• Directions: Go through the listing and count the lines with "heading" in them; write only the number.

• Information shown:
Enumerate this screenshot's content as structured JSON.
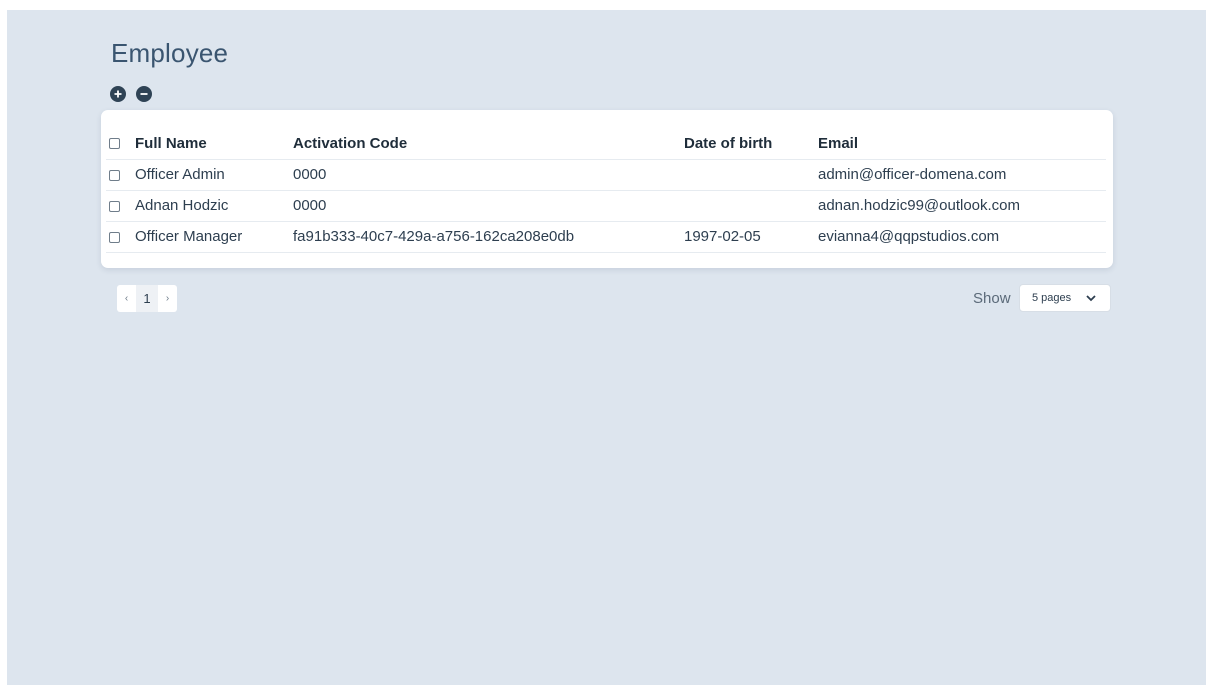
{
  "page": {
    "title": "Employee"
  },
  "toolbar": {
    "add_icon": "plus-circle-icon",
    "remove_icon": "minus-circle-icon"
  },
  "table": {
    "columns": [
      "Full Name",
      "Activation Code",
      "Date of birth",
      "Email"
    ],
    "rows": [
      {
        "full_name": "Officer Admin",
        "activation_code": "0000",
        "dob": "",
        "email": "admin@officer-domena.com"
      },
      {
        "full_name": "Adnan Hodzic",
        "activation_code": "0000",
        "dob": "",
        "email": "adnan.hodzic99@outlook.com"
      },
      {
        "full_name": "Officer Manager",
        "activation_code": "fa91b333-40c7-429a-a756-162ca208e0db",
        "dob": "1997-02-05",
        "email": "evianna4@qqpstudios.com"
      }
    ]
  },
  "pagination": {
    "prev": "‹",
    "current_page": "1",
    "next": "›"
  },
  "page_size": {
    "label": "Show",
    "selected": "5 pages"
  },
  "colors": {
    "background": "#dde5ee",
    "title": "#3a5570",
    "icon_button": "#2f4355"
  }
}
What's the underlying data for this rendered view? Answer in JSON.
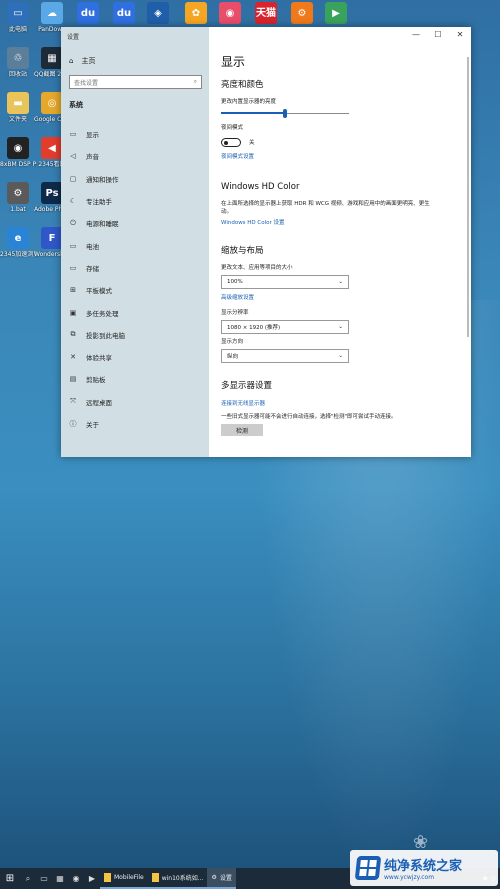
{
  "desktop": {
    "icons": [
      {
        "label": "此电脑",
        "icon": "computer-icon",
        "color": "#2d6fb8",
        "glyph": "▭"
      },
      {
        "label": "PanDown",
        "icon": "cloud-icon",
        "color": "#5aa9e6",
        "glyph": "☁"
      },
      {
        "label": "",
        "icon": "baidu-icon",
        "color": "#2f6fe0",
        "glyph": "du"
      },
      {
        "label": "",
        "icon": "baidu-icon",
        "color": "#2f6fe0",
        "glyph": "du"
      },
      {
        "label": "",
        "icon": "layers-icon",
        "color": "#1f5faa",
        "glyph": "◈"
      },
      {
        "label": "",
        "icon": "app-icon",
        "color": "#f5a623",
        "glyph": "✿"
      },
      {
        "label": "",
        "icon": "app-icon",
        "color": "#e84d6a",
        "glyph": "◉"
      },
      {
        "label": "",
        "icon": "tmall-icon",
        "color": "#d9232d",
        "glyph": "天猫"
      },
      {
        "label": "",
        "icon": "gear-icon",
        "color": "#f07a1a",
        "glyph": "⚙"
      },
      {
        "label": "",
        "icon": "play-store-icon",
        "color": "#3aa35b",
        "glyph": "▶"
      },
      {
        "label": "回收站",
        "icon": "recycle-bin-icon",
        "color": "#5b7f9a",
        "glyph": "♲"
      },
      {
        "label": "QQ截图 2020061...",
        "icon": "image-icon",
        "color": "#1d2a38",
        "glyph": "▦"
      },
      {
        "label": "文件夹",
        "icon": "folder-icon",
        "color": "#e8c45a",
        "glyph": "▬"
      },
      {
        "label": "Google Chrome",
        "icon": "chrome-icon",
        "color": "#e5a82b",
        "glyph": "◎"
      },
      {
        "label": "8xBM DSP Processor ...",
        "icon": "speaker-icon",
        "color": "#222",
        "glyph": "◉"
      },
      {
        "label": "2345看图",
        "icon": "volume-icon",
        "color": "#e23c2c",
        "glyph": "◀"
      },
      {
        "label": "1.bat",
        "icon": "bat-icon",
        "color": "#5a5a5a",
        "glyph": "⚙"
      },
      {
        "label": "Adobe Photosh...",
        "icon": "photoshop-icon",
        "color": "#0e2a4a",
        "glyph": "Ps"
      },
      {
        "label": "2345加速浏览器",
        "icon": "browser-icon",
        "color": "#2a84d6",
        "glyph": "e"
      },
      {
        "label": "Wondershare PDFelem...",
        "icon": "pdf-icon",
        "color": "#2f57c8",
        "glyph": "F"
      }
    ]
  },
  "settings": {
    "window_title": "设置",
    "home_label": "主页",
    "search_placeholder": "查找设置",
    "section_title": "系统",
    "nav": [
      {
        "label": "显示",
        "icon": "monitor-icon",
        "glyph": "▭"
      },
      {
        "label": "声音",
        "icon": "speaker-icon",
        "glyph": "◁"
      },
      {
        "label": "通知和操作",
        "icon": "notification-icon",
        "glyph": "▢"
      },
      {
        "label": "专注助手",
        "icon": "moon-icon",
        "glyph": "☾"
      },
      {
        "label": "电源和睡眠",
        "icon": "power-icon",
        "glyph": "⏻"
      },
      {
        "label": "电池",
        "icon": "battery-icon",
        "glyph": "▭"
      },
      {
        "label": "存储",
        "icon": "storage-icon",
        "glyph": "▭"
      },
      {
        "label": "平板模式",
        "icon": "tablet-icon",
        "glyph": "⊞"
      },
      {
        "label": "多任务处理",
        "icon": "multitask-icon",
        "glyph": "▣"
      },
      {
        "label": "投影到此电脑",
        "icon": "project-icon",
        "glyph": "⧉"
      },
      {
        "label": "体验共享",
        "icon": "share-icon",
        "glyph": "✕"
      },
      {
        "label": "剪贴板",
        "icon": "clipboard-icon",
        "glyph": "▤"
      },
      {
        "label": "远程桌面",
        "icon": "remote-icon",
        "glyph": "⤧"
      },
      {
        "label": "关于",
        "icon": "info-icon",
        "glyph": "ⓘ"
      }
    ],
    "window_controls": {
      "minimize": "—",
      "maximize": "☐",
      "close": "✕"
    },
    "page_title": "显示",
    "brightness": {
      "heading": "亮度和颜色",
      "slider_label": "更改内置显示器的亮度",
      "level": 0.5,
      "night_light_label": "夜间模式",
      "night_light_state": "关",
      "night_light_link": "夜间模式设置"
    },
    "hdr": {
      "heading": "Windows HD Color",
      "description": "在上面所选择的显示器上获取 HDR 和 WCG 视频、游戏和应用中的画面更明亮、更生动。",
      "link": "Windows HD Color 设置"
    },
    "scale": {
      "heading": "缩放与布局",
      "scale_label": "更改文本、应用等项目的大小",
      "scale_value": "100%",
      "advanced_link": "高级缩放设置",
      "resolution_label": "显示分辨率",
      "resolution_value": "1080 × 1920 (推荐)",
      "orientation_label": "显示方向",
      "orientation_value": "纵向"
    },
    "multi": {
      "heading": "多显示器设置",
      "wireless_link": "连接到无线显示器",
      "note": "一些旧式显示器可能不会进行自动连接，选择\"检测\"即可尝试手动连接。",
      "detect_button": "检测"
    }
  },
  "taskbar": {
    "start_icon": "windows-icon",
    "apps": [
      {
        "label": "MobileFile",
        "icon": "folder-icon"
      },
      {
        "label": "win10系统如...",
        "icon": "folder-icon"
      },
      {
        "label": "设置",
        "icon": "gear-icon"
      }
    ]
  },
  "watermark": {
    "main": "纯净系统之家",
    "sub": "www.ycwjzy.com"
  }
}
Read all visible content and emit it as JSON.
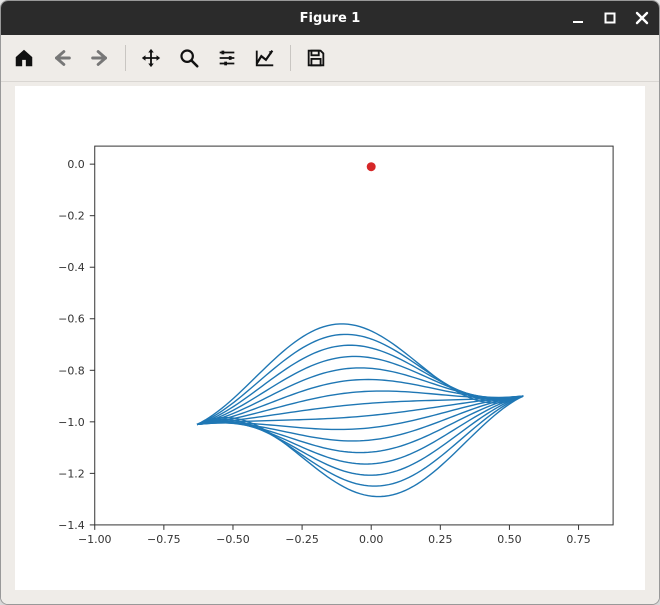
{
  "window": {
    "title": "Figure 1"
  },
  "toolbar_icons": {
    "home": "home-icon",
    "back": "back-arrow-icon",
    "forward": "forward-arrow-icon",
    "pan": "move-icon",
    "zoom": "zoom-icon",
    "configure": "sliders-icon",
    "edit": "chart-edit-icon",
    "save": "save-icon"
  },
  "chart_data": {
    "type": "line",
    "title": "",
    "xlabel": "",
    "ylabel": "",
    "xlim": [
      -1.0,
      0.875
    ],
    "ylim": [
      -1.4,
      0.07
    ],
    "xticks": [
      -1.0,
      -0.75,
      -0.5,
      -0.25,
      0.0,
      0.25,
      0.5,
      0.75
    ],
    "xtick_labels": [
      "−1.00",
      "−0.75",
      "−0.50",
      "−0.25",
      "0.00",
      "0.25",
      "0.50",
      "0.75"
    ],
    "yticks": [
      0.0,
      -0.2,
      -0.4,
      -0.6,
      -0.8,
      -1.0,
      -1.2,
      -1.4
    ],
    "ytick_labels": [
      "0.0",
      "−0.2",
      "−0.4",
      "−0.6",
      "−0.8",
      "−1.0",
      "−1.2",
      "−1.4"
    ],
    "marker": {
      "x": 0.0,
      "y": -0.01,
      "color": "#d62728"
    },
    "line_color": "#1f77b4",
    "curves": {
      "description": "16 approximately sinusoidal curves sharing endpoints near (-0.63,-1.01) and (0.55,-0.90); each curve k (k=0..15) roughly follows y = base(x) + A_k * sin(pi*(x-x0)/(x1-x0)) with base interpolating the endpoints, amplitudes spanning about -0.36..+0.36.",
      "x0": -0.63,
      "y0": -1.01,
      "x1": 0.55,
      "y1": -0.9,
      "count": 16,
      "amplitude_min": -0.36,
      "amplitude_max": 0.36
    }
  }
}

• Solution for this exercise: 4